- Topic sentence – refers to the main idea of the paragraph
- Factual evidence – you can’t start throwing ideas around without any evidence. Would some investigative journalist who’s about to expose corruption in the government or a detective working on the high-profile case do their assignments without facts to back them up? No, I don’t think so! For every information you include, you should also have evidence. Each paragraph with separate topic and evidence supports the thesis. I used two facts in diagram, but you can use fewer or more
- Analysis of said evidence – it’s not just about mentioning who proved what, statistics, other types of relevant info depending on the topic. Exposing also means analyzing. While unbiased, don’t be afraid to dig deep under the surface, discuss the importance of evidence you introduced as well as its meaning. Once again, don’t assume you shouldn’t elaborate anything just because readers can do it themselves

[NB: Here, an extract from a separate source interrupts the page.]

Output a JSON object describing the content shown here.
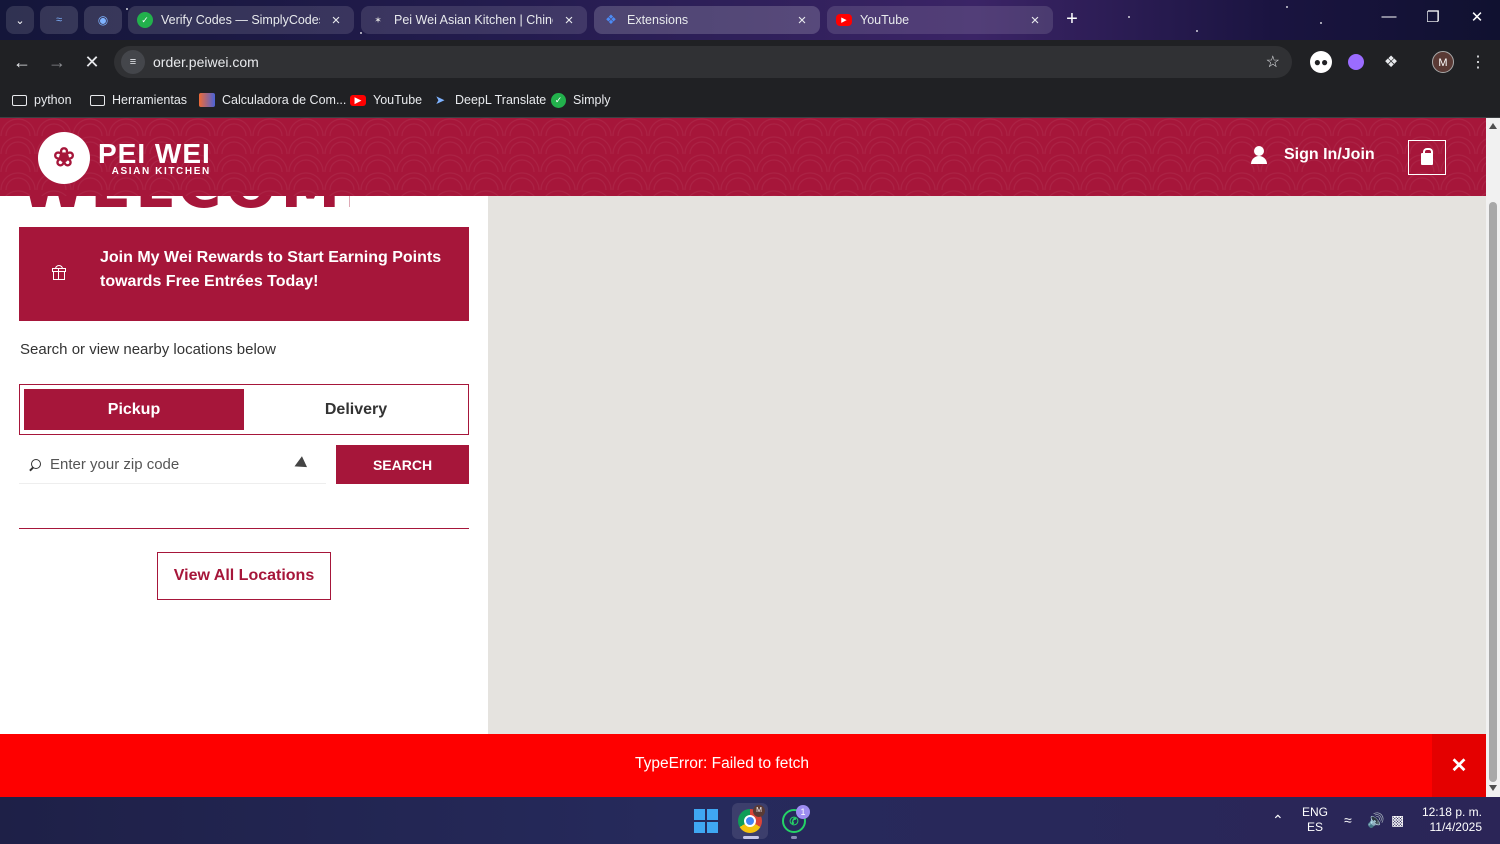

- Transition sentence – although these points and facts can be different (but contribute to the overall assignment and thesis), don’t jump from one topic or paragraph to another that easily. Ideally, the paper should have undisturbed flow and transition words, phrases prevent choppiness.

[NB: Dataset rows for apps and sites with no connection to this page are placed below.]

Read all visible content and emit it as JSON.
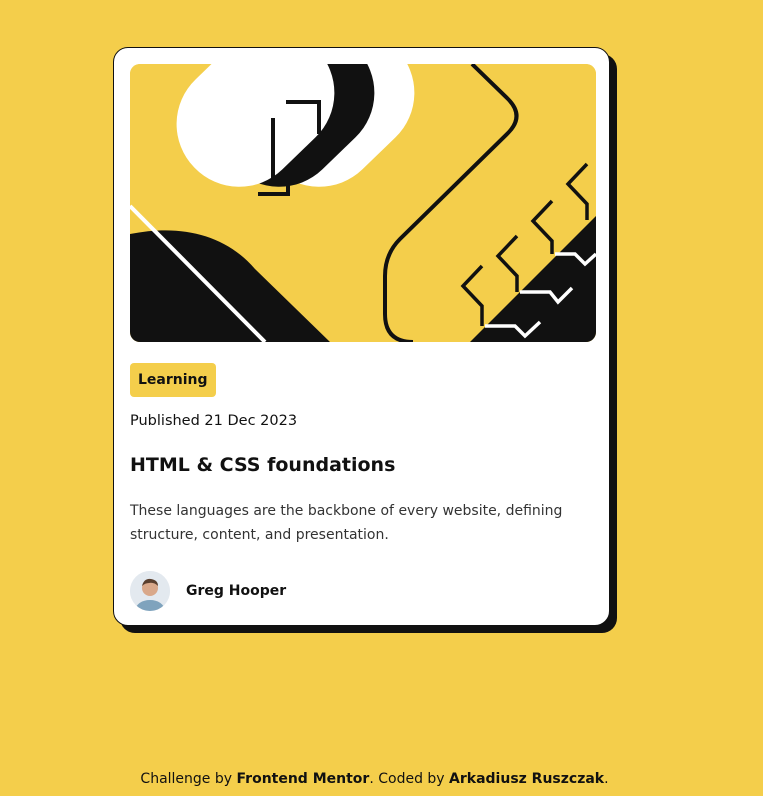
{
  "card": {
    "tag": "Learning",
    "published": "Published 21 Dec 2023",
    "title": "HTML & CSS foundations",
    "description": "These languages are the backbone of every website, defining structure, content, and presentation.",
    "author": {
      "name": "Greg Hooper",
      "avatar_icon": "author-avatar"
    },
    "illustration_icon": "blog-illustration"
  },
  "footer": {
    "prefix": "Challenge by ",
    "brand": "Frontend Mentor",
    "middle": ". Coded by ",
    "coder": "Arkadiusz Ruszczak",
    "suffix": "."
  },
  "colors": {
    "background": "#f4ce4b",
    "card": "#ffffff",
    "ink": "#111111",
    "tag_bg": "#f4ce4b"
  }
}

Avoid wordiness and fluff and ensure that every word you write contributes to the paper. It’s paramount to organize the evidence and topics you’re going to include. You can align points/topics according to importance or chronologically. Without proper order, you risk confusing readers by scattering evidence. You don’t want a professor, client, or someone else to get to the conclusion and think “What did I just read?”
After you explained or defined the subject with solid proof, you’re ready to conclude the work. Just like the intro, this part should be relatively short, but still strong enough not to ruin everything you’ve mentioned above. If you want to end the paper with a “BANG!” then you should do the following:
- Summarize the thesis, facts, and evidence you included – don’t overdo it, make it brief
- Discuss the significance of the subject – why is it important? Why should readers care about it?
- Reveal unanswered questions – you can use the opportunity to raise more questions about the topic. Take a few minutes to think about the subject in general, is there anything you wanted to know but that particular aspect isn’t widely discussed yet? This could also raise awareness of some problem
- Call-to-action – this depends on the topic you get, but don’t be afraid to motivate readers to do something about a certain issue. Is there anything one can do to make things better?
In essay writing, conclusions should be precise and logical. Don’t introduce new information because it would lead to a new discussion. That’s why a short summary, the importance of the topic, pointing out to some unanswered questions are always a good way to go.
Before you submit the essay and hit the send button, start revising, editing, and proofreading to make it the best it can be. To determine what types of modifications you should make to the essay, answer the following questions:
- Are there any unnecessary details that don’t contribute to the thesis or essay in general?
- Did I make a proper transition from one paragraph to another?
- Does my work unfold logically with facts and examples?
- Does the conclusion depict significance of the topic?
- Is my essay choppy?
- Is my essay precise?
- Is the essay unbiased?
- Is the sentence structure okay?
Answering these questions will help you identify strengths and weaknesses in your paper. Then, start working on improving those flaws. For example, if there are unnecessary details, remove them. If your essay seems choppy, correct mistakes with the help of transition words and phrases.
Once you’re done with modifications, start proofreading and editing. Read from top to bottom and look for grammar, spelling, typos, etc. Read again and when you’re happy with the essay, send it to your professor or client.
Expository essay aims to inform readers about some subject with solid evidence. As seen throughout this post, you should write your paper in an unbiased manner and analyze proof you used. Follow the outline from this post and you’ll have a well-structured essay without struggles and frustrations.